The new British series Peanuts Guide to Life is a nice one. This is a series of character-oriented, themed strip collections. We get:
- The Genius of Charlie Brown
- Life Lessons from Lucy
- The Philosophy of Snoopy
- The Wisdom of Woodstock.
These are hardcovers, no dust jackets, but with golden highlights on the cover. The interior are two-color: black-and-white, plus a highlight color (yes, you might count that as three colors, but it’s two colors of ink. That’s the way we call it in the publishing business.) The best use of this is the Woodstock book, where yellow is used to color Woodstock himself and that’s it.
Some daily strips are put on a single page, some split over two pages, and sometimes they give the last panel its own page, blowing it up large. That works well.
Upcoming volumes are:
(All links here go to Book Depository, a UK site that offers free shipping worldwide.)
What do you get for the Peanuts fan who has everything? Bigger bookshelves.

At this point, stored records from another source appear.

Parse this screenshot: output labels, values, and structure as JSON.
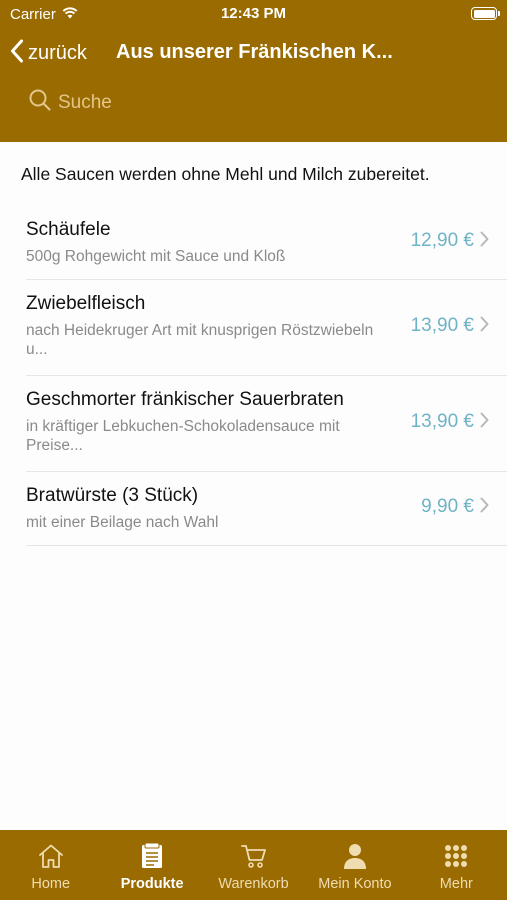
{
  "status_bar": {
    "carrier": "Carrier",
    "time": "12:43 PM"
  },
  "nav": {
    "back_label": "zurück",
    "title": "Aus unserer Fränkischen K..."
  },
  "search": {
    "placeholder": "Suche"
  },
  "info_text": "Alle Saucen werden ohne Mehl und Milch zubereitet.",
  "items": [
    {
      "name": "Schäufele",
      "description": "500g Rohgewicht mit Sauce und Kloß",
      "price": "12,90 €"
    },
    {
      "name": "Zwiebelfleisch",
      "description": "nach Heidekruger Art mit knusprigen Röstzwiebeln u...",
      "price": "13,90 €"
    },
    {
      "name": "Geschmorter fränkischer Sauerbraten",
      "description": "in kräftiger Lebkuchen-Schokoladensauce mit Preise...",
      "price": "13,90 €"
    },
    {
      "name": "Bratwürste (3 Stück)",
      "description": "mit einer Beilage nach Wahl",
      "price": "9,90 €"
    }
  ],
  "tabs": [
    {
      "label": "Home",
      "icon": "home-icon",
      "active": false
    },
    {
      "label": "Produkte",
      "icon": "menu-card-icon",
      "active": true
    },
    {
      "label": "Warenkorb",
      "icon": "cart-icon",
      "active": false
    },
    {
      "label": "Mein Konto",
      "icon": "person-icon",
      "active": false
    },
    {
      "label": "Mehr",
      "icon": "grid-icon",
      "active": false
    }
  ],
  "colors": {
    "brand": "#9a6b00",
    "price": "#6fb3c6",
    "search_placeholder": "#e3c68a",
    "tab_inactive": "#f0dcb1"
  }
}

I was sitting here, thinking how hectic I am for the next few days, who I’ve not time for anything, when the Peanuts Book Fairy drove his big brown box truck up and dropped off two books. Now by goodness, I don’t have time to read all the way through them, but by goodness, I cannot help but to flip through at least one of them. And me oh my, did the person who designed Peanuts Every Sunday Volume 2 for Fantagraphics (Jacob Covery) make some good choices. The cover and framing material is all big beautiful shot of primarily aggressive Peanuts images, and that means big, mean Lucy. Lovely.

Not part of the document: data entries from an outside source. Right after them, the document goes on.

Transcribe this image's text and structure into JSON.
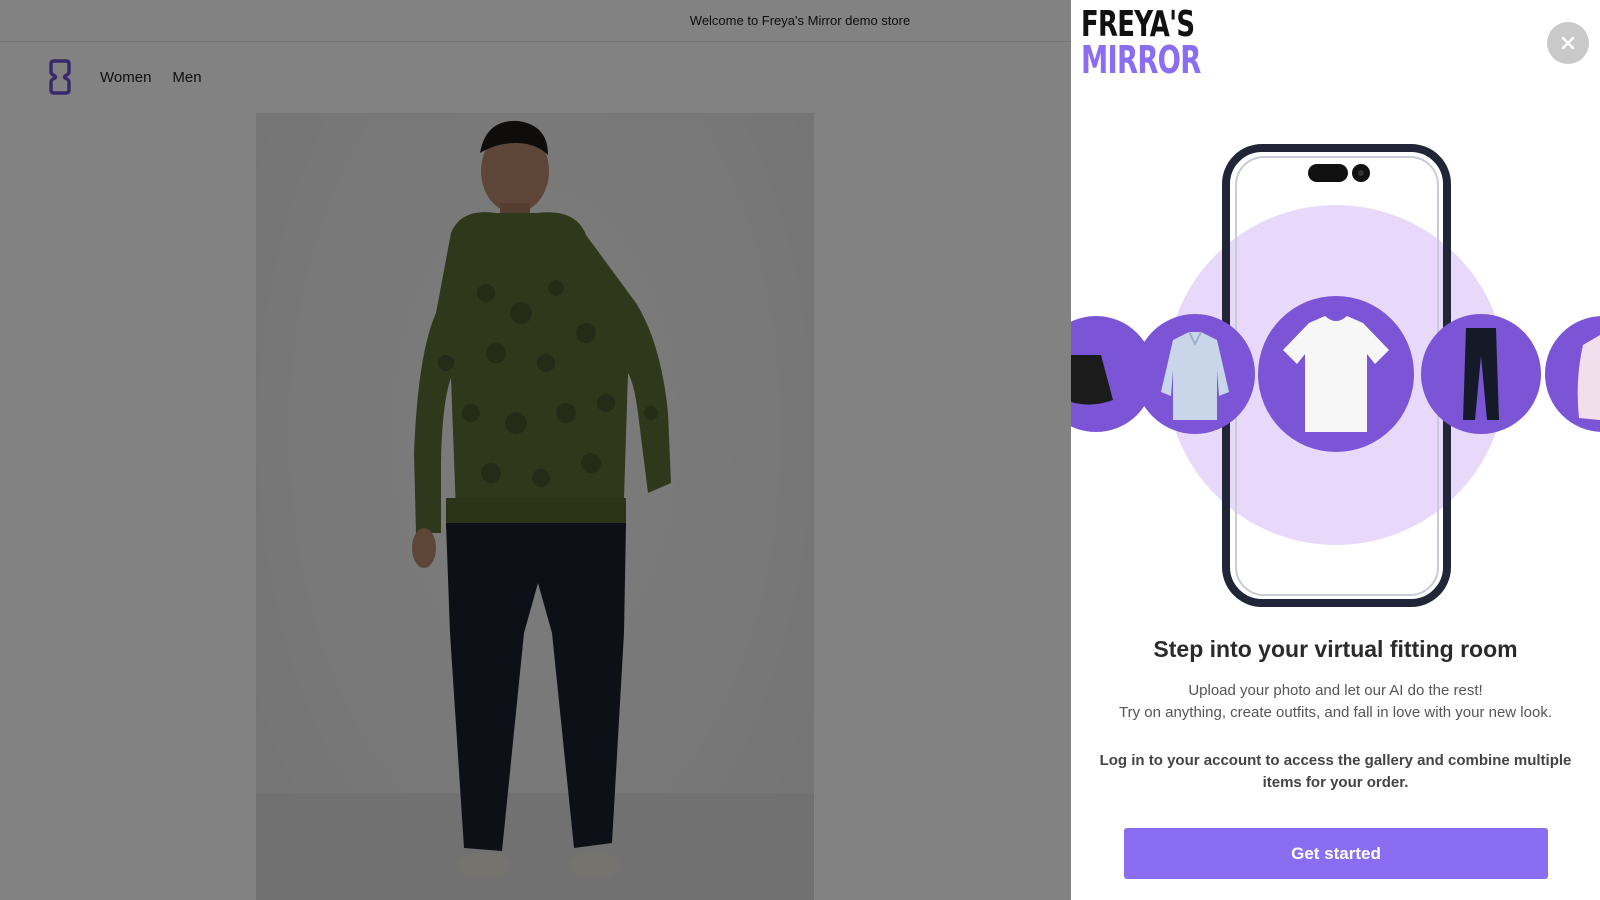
{
  "store": {
    "announcement": "Welcome to Freya's Mirror demo store",
    "nav": [
      {
        "label": "Women"
      },
      {
        "label": "Men"
      }
    ],
    "logo_icon": "store-logo-icon",
    "product_image": "model in green leopard hoodie and navy trousers"
  },
  "overlay_opacity": 0.49,
  "panel": {
    "brand": {
      "line1": "FREYA'S",
      "line2": "MIRROR"
    },
    "close_icon": "close-icon",
    "hero_items": [
      "black skirt",
      "blue shirt",
      "white t-shirt",
      "black trousers",
      "pink jacket"
    ],
    "headline": "Step into your virtual fitting room",
    "subtitle_line1": "Upload your photo and let our AI do the rest!",
    "subtitle_line2": "Try on anything, create outfits, and fall in love with your new look.",
    "login_note": "Log in to your account to access the gallery and combine multiple items for your order.",
    "cta_label": "Get started"
  },
  "colors": {
    "accent": "#8a6df0",
    "accent_light": "#e8d9fb",
    "circle_purple": "#7b55d6",
    "overlay": "#000000"
  }
}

This book is all the Sunday strips from 1956 through 1960, presented large, full color. Think about that. Prime Peanuts presented in prime form. You could slam this down in front of anyone, and it would be seen as a big book of lovely stuff. This is top-notch gift material, not just for the Peanuts addict. The book ships in early November, preorder price is pretty good for this big item, so go order away!
Now shipping are: volume 2 of the paperback edition of The Complete Peanuts, the boxed set of the first two volumes in that series, and the fourth trade paperback collection of the Kaboom! Peanuts comics. (I won’t be reviewing that last, as it’s got some of my work in it. But I might put a happy picture of me with the book once my comps arrive.)
- That serialized ebook by Schulz’s granddaughter on her struggles with her family, which I noted was not something you really needed to read a few years back, is now no longer available for the Kindle. This would cause me to have some deep thoughts about the unpermanent nature of ebooks, how had this been a physical book, you could find copies on the used market, but ebooks don’t work that way – if it wasn’t for the fact that both installments of this obviously-cut-short project are still available for the Nook.
- Spotted: The Telegram book 1: The Story of Charles Schultz is a Christian historical romance with no visible link to the world of Peanuts, except for that name, different spelling and all.
- AAUGH Blog reader Walter pointed out the October 13 Nancy comic strip, which has Nancy reading an issue of Tip-Top Comics with Charlie Brown on the cover. Of course, Nancy herself appeared in Tip-Top more than the Peanuts kids did… and both Tip-Top and the Nancy comic book show up in Peanuts.